The grotesques, the stone statues which adorn the upper gallery between Notre-Dame's two towers, were designed by Eugène Viollet-le-Duc in the 19th century. They recreate the fantastic universe of the Middle Ages. Unlike the gargoyles which have a function of draining of rainwater, the grotesques serve only a decorative function.
Sculpted by the workshops of the artist Geoffroy-Dechaume, there are 54 grotesques. The shapes of some of them are familiar to us: the pelican (symbol of charity), the bear (symbol of strength), the dragon (symbol of power), the Stryge (the most famous grotesque), or Cerberus, the three-headed dog who guards the entrance to the Underworld.
Status of the Grotesques
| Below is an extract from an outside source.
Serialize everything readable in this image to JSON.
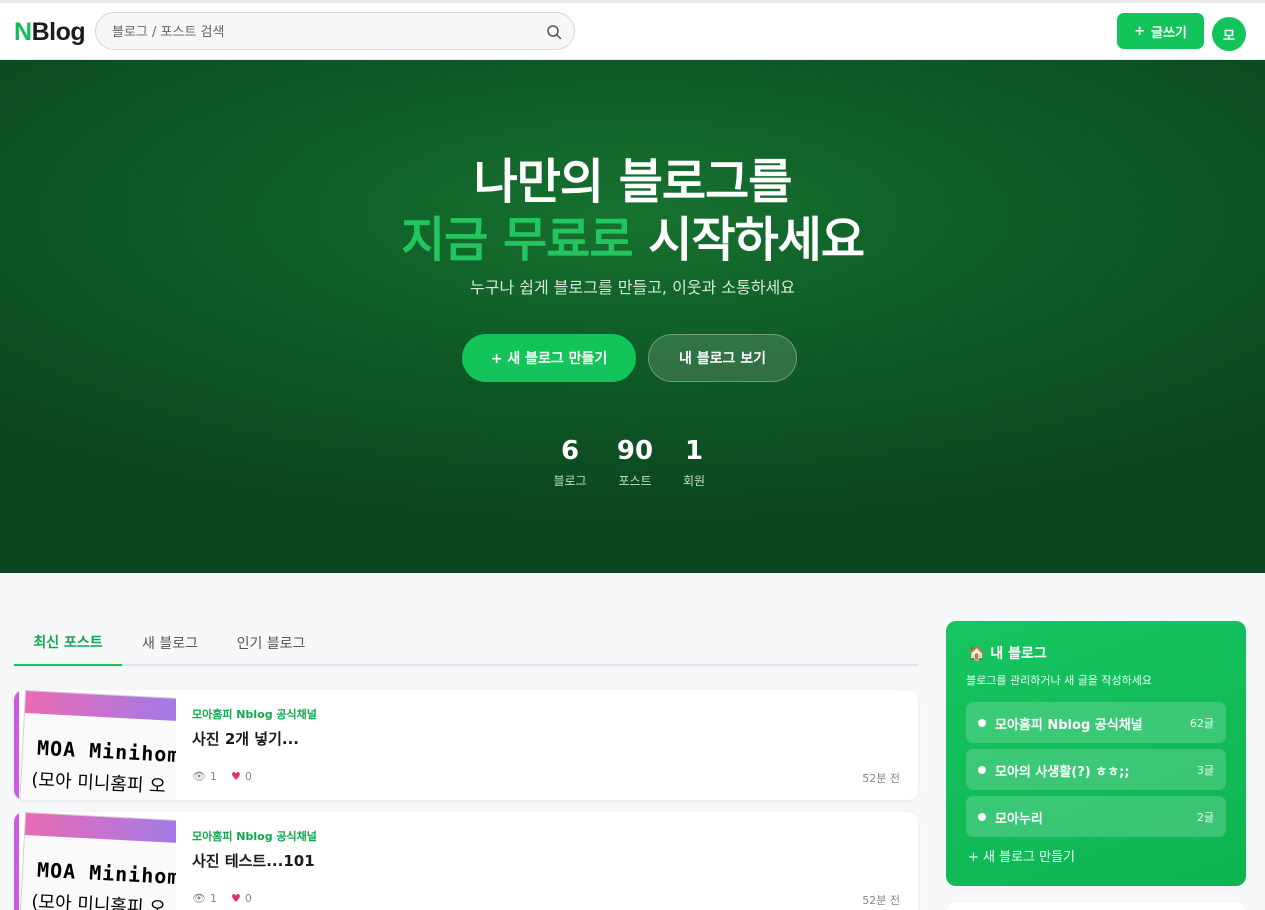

Four grotesques of this group need to be entirely replaced because they are damaged beyond repair. The remaining 50 are in need of restoration to repair damage sustained over time from weather, pollution and degradation of the stone.